(Data shown)

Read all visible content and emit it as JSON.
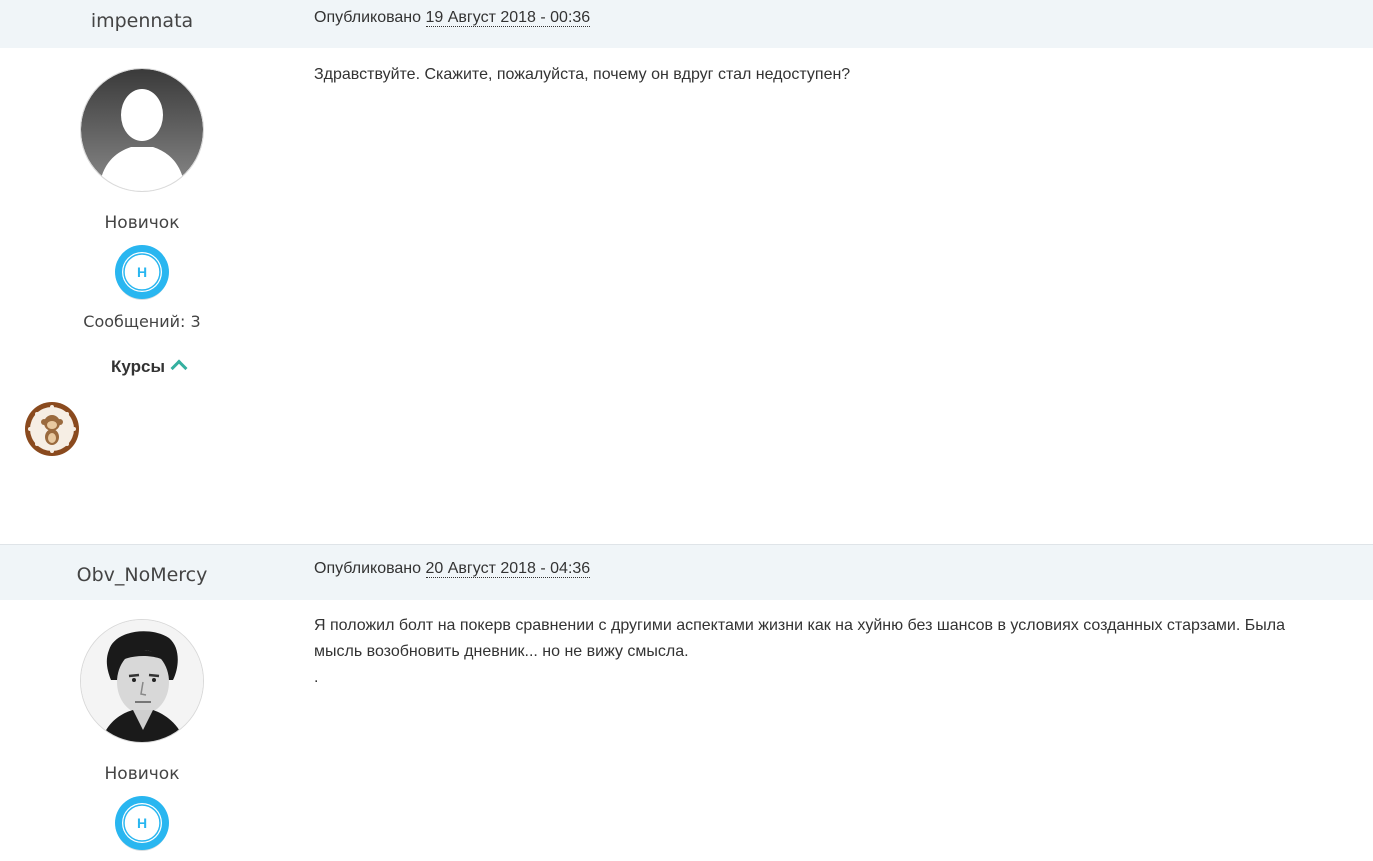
{
  "posts": [
    {
      "author": "impennata",
      "published_prefix": "Опубликовано",
      "date": "19 Август 2018 - 00:36",
      "rank": "Новичок",
      "rank_badge_letter": "Н",
      "post_count": "Сообщений: 3",
      "courses_label": "Курсы",
      "body": "Здравствуйте. Скажите, пожалуйста, почему он вдруг стал недоступен?"
    },
    {
      "author": "Obv_NoMercy",
      "published_prefix": "Опубликовано",
      "date": "20 Август 2018 - 04:36",
      "rank": "Новичок",
      "rank_badge_letter": "Н",
      "body_line1": "Я положил болт на покерв сравнении с другими аспектами жизни  как на хуйню без шансов в условиях созданных старзами. Была",
      "body_line2": "мысль возобновить дневник... но не вижу смысла.",
      "body_line3": "."
    }
  ],
  "colors": {
    "header_bg": "#f0f5f8",
    "badge_blue": "#29b6f0",
    "chevron": "#35b0a0"
  }
}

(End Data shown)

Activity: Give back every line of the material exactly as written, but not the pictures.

Result:
Read all visible content and emit it as JSON.
{
  "posts": [
    {
      "author": "impennata",
      "published_prefix": "Опубликовано",
      "date": "19 Август 2018 - 00:36",
      "rank": "Новичок",
      "rank_badge_letter": "Н",
      "post_count": "Сообщений: 3",
      "courses_label": "Курсы",
      "body": "Здравствуйте. Скажите, пожалуйста, почему он вдруг стал недоступен?"
    },
    {
      "author": "Obv_NoMercy",
      "published_prefix": "Опубликовано",
      "date": "20 Август 2018 - 04:36",
      "rank": "Новичок",
      "rank_badge_letter": "Н",
      "body_line1": "Я положил болт на покерв сравнении с другими аспектами жизни  как на хуйню без шансов в условиях созданных старзами. Была",
      "body_line2": "мысль возобновить дневник... но не вижу смысла.",
      "body_line3": "."
    }
  ],
  "colors": {
    "header_bg": "#f0f5f8",
    "badge_blue": "#29b6f0",
    "chevron": "#35b0a0"
  }
}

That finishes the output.